Mantle connected for his record-breaking 16th Series homer in Game 3 of the 1964 Series, breaking the mark established by Babe Ruth in 1932.
The Mick led off the bottom of the ninth inning for the New York Yankees with the score tied 1-1 and hit the first pitch he saw off St. Louis Cardinals reliever Barney Schultz to end the game. Schultz had been brought in by Cardinals manager Johnny Keane in relief of starter Curt Simmons, who had allowed one run and four hits.
Mantle's homer gave the victory to a young right-hander and future best-selling author, Jim Bouton. Bouton would win two games in the 1964 Series, beating Simmons in Game 6, 8-3.
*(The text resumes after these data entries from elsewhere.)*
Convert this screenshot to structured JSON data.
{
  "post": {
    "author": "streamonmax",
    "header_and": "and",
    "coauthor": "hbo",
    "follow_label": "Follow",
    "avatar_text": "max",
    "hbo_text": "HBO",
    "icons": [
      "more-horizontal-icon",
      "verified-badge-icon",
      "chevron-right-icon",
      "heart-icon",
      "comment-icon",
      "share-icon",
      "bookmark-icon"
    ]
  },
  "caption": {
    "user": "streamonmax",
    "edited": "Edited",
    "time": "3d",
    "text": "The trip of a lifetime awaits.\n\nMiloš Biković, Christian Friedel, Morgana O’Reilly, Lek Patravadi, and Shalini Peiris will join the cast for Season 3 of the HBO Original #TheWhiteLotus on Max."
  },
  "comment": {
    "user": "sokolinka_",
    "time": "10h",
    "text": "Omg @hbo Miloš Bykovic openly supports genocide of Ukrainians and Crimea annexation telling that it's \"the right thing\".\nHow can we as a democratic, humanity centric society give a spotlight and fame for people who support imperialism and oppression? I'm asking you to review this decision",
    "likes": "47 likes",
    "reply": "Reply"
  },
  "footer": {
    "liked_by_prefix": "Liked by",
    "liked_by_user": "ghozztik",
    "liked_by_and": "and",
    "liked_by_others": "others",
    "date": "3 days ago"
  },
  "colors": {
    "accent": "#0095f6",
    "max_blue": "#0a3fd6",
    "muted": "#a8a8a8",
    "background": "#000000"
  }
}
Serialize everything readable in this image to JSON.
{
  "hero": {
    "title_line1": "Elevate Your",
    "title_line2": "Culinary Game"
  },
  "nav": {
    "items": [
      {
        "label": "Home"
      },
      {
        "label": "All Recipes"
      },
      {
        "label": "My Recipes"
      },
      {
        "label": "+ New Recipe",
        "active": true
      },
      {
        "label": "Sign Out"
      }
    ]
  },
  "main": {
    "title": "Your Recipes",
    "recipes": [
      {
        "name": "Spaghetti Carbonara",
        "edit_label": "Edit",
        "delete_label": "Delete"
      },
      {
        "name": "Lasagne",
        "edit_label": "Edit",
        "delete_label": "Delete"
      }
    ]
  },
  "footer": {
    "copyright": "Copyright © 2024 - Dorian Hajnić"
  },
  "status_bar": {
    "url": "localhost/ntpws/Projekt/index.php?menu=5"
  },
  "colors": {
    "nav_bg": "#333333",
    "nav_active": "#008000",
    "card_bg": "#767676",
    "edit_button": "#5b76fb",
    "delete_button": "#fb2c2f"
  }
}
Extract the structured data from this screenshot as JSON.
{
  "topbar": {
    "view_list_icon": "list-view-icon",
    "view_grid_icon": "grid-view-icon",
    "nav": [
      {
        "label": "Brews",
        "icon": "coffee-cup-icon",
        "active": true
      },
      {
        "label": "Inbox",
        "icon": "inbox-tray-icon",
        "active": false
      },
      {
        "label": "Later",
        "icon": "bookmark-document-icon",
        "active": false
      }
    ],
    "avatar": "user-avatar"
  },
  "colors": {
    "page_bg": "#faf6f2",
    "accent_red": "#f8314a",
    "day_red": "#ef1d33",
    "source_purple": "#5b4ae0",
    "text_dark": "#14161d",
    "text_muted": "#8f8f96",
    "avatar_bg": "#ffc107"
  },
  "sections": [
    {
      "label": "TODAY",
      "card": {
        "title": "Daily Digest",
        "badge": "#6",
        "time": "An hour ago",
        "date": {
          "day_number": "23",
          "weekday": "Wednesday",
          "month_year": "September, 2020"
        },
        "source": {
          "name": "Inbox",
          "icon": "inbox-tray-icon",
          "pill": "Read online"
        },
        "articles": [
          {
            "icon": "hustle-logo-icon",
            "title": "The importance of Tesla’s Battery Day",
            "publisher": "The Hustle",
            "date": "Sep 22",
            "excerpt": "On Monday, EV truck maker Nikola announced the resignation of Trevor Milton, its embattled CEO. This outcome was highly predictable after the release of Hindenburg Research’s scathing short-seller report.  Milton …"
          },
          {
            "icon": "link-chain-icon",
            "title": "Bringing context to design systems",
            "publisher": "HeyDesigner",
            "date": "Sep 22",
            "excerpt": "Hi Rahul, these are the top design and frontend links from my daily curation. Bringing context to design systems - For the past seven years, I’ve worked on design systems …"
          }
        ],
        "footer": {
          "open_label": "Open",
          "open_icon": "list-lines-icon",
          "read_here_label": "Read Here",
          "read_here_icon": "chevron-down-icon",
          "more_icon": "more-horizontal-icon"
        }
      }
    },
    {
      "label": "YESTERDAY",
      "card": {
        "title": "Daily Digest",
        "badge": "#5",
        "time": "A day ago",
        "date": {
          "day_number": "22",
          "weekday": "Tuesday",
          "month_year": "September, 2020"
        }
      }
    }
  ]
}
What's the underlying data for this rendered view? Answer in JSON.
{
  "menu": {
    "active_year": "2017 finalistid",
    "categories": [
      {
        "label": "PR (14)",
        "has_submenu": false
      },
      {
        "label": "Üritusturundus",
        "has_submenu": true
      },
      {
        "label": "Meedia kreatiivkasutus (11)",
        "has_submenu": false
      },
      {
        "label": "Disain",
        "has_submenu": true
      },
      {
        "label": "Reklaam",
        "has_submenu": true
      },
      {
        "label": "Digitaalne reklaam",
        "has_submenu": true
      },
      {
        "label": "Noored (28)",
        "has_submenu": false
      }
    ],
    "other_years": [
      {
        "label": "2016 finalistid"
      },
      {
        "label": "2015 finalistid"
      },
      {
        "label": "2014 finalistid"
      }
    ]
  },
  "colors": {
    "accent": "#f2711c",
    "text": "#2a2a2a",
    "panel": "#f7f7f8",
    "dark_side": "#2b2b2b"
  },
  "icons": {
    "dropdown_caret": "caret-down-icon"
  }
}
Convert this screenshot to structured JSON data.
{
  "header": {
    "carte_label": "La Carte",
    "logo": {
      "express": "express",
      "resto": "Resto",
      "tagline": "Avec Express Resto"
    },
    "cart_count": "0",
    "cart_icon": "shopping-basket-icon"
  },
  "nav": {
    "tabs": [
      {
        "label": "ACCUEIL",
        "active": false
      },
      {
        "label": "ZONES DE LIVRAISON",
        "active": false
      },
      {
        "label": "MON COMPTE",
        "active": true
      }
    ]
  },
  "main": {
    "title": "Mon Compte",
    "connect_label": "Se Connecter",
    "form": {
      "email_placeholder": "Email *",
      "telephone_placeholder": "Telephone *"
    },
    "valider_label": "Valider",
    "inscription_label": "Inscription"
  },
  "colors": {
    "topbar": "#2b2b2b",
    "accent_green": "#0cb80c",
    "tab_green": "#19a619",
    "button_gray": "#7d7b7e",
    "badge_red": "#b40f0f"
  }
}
Mantle added another homer in Game 6 and hit his 18th and final World Series homer off fellow Hall of Famer Bob Gibson in Game 7.
The postseason has changed since 1964, with several rounds of the playoffs giving hitters more chances for home runs. Manny Ramirez owns the postseason mark with 29 homers, achieving it during 23 series in 11 postseasons.
Mantle is tied for fifth-place overall in the postseason with Reggie Jackson.
I can just imagine how many homers Mantle might have hit had there been at least one more round of the playoffs during his prime.